Heiney SP, Adams SA, Cunningham JE, McKenzie W, Harmon B, Hebert JR, Modayil M: Subject recruitment for cancer control studies in an adverse environment. Canc Nurs. 2006, 29 (4): 291-299. 10.1097/00002820-200607000-00007. quiz 300-291
Minasian LM, O'Mara AM: Accrual to clinical trials: let's look at the physicians. J Natl Canc Inst. 2011, 103 (5): 357-358. 10.1093/jnci/djr018.
Richmond E, O'Mara A: Conducting chemoprevention clinical trials: challenges and solutions. Semin Oncol. 2010, 37 (4): 402-406. 10.1053/j.seminoncol.2010.05.014.
Tuckett AG, Tuckett AG: Applying thematic analysis theory to practice: a researcher's experience. Contemp Nurse. 2005, 19 (1–2): 75-87.
Braun V, Clarke V: Using thematic analysis in psychology. Qual Res Psychol. 2006, 3 (2): 77-101. 10.1191/1478088706qp063oa.

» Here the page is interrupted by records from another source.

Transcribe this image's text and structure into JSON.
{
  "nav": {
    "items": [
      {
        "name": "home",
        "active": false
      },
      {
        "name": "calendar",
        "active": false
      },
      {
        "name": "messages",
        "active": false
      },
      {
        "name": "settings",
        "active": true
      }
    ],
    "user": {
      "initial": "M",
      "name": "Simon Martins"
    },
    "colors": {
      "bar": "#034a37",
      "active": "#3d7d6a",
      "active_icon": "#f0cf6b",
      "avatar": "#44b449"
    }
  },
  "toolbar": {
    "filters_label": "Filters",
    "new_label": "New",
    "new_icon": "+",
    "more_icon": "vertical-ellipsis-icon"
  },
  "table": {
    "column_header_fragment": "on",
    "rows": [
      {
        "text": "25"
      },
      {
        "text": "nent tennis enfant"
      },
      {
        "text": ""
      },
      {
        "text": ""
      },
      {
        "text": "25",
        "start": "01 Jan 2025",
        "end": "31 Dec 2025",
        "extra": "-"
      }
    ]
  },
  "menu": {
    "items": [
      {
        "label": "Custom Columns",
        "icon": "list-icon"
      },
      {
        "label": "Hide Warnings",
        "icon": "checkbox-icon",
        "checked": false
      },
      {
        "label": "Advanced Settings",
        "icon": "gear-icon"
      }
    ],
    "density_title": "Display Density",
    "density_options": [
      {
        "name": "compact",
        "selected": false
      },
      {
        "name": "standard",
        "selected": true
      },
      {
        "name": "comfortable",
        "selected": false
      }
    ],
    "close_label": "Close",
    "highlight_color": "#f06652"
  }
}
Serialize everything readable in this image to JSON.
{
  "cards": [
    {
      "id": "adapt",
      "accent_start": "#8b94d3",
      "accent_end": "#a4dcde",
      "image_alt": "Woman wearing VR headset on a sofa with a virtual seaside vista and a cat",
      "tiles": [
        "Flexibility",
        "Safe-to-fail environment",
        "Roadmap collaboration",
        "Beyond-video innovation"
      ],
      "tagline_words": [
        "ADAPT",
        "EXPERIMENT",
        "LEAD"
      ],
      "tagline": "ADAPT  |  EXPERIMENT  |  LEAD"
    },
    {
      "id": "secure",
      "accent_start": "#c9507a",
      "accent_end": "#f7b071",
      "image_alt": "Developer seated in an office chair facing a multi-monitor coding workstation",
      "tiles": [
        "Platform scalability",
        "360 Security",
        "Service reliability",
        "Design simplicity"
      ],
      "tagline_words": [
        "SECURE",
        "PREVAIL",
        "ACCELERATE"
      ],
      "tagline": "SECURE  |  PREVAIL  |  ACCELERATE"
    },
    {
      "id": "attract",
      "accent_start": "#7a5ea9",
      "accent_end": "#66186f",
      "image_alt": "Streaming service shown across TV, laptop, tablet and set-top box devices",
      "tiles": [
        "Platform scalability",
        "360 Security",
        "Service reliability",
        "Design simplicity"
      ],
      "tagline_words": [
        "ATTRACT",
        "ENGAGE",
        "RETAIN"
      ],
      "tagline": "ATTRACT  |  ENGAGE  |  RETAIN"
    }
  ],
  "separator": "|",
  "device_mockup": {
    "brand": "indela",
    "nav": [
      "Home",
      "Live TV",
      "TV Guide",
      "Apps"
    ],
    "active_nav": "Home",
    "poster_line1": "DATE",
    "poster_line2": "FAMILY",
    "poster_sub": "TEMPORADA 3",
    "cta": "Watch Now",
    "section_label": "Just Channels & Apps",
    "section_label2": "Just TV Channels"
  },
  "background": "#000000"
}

Rico-Villademoros F, Hernando T, Sanz JL, Lopez-Alonso A, Salamanca O, Camps C, Rosell R: The role of the clinical research coordinator–data manager–in oncology clinical trials. BMC Med Res Methodol. 2004, 4: 6-10.1186/1471-2288-4-6.
Isaacman DJ, Reynolds EA: Effect of a research nurse on patient enrollment in a clinical study. Pediatr Emerg Care. 1996, 12 (5): 340-342. 10.1097/00006565-199610000-00004.
O'Mara AM, St Germain D, Ferrell B, Bornemann T: Challenges to and lessons learned from conducting palliative care research. J Pain Symptom Manag. 2009, 37 (3): 387-394. 10.1016/j.jpainsymman.2008.03.014.
The pre-publication history for this paper can be accessed here:http://www.biomedcentral.com/1471-2288/13/154/prepub
LS is supported by a New Investigator Award from the Canadian Institutes of Health Research (Grant no. 87719). This research is unfunded.
The authors declare that they have no competing interests.
DV developed and distributed the survey. LS and TH collated and categorized written responses, and DV reviewed final categorization. LS and DV were responsible for writing the manuscript. TH, KK, DF and SS contributed to data collection and revision of the manuscript. All authors read and approved the final manuscript.
Authors’ original submitted files for images
Below are the links to the authors’ original submitted files for images.
About this article
Cite this article
VanHoff, D., Hesser, T., Kelly, K.P. et al. Facilitating accrual to cancer control and supportive care trials: the clinical research associate perspective. BMC Med Res Methodol 13, 154 (2013). https://doi.org/10.1186/1471-2288-13-154
- Cancer control
- Supportive care
- Clinical research associate
- Clinical trial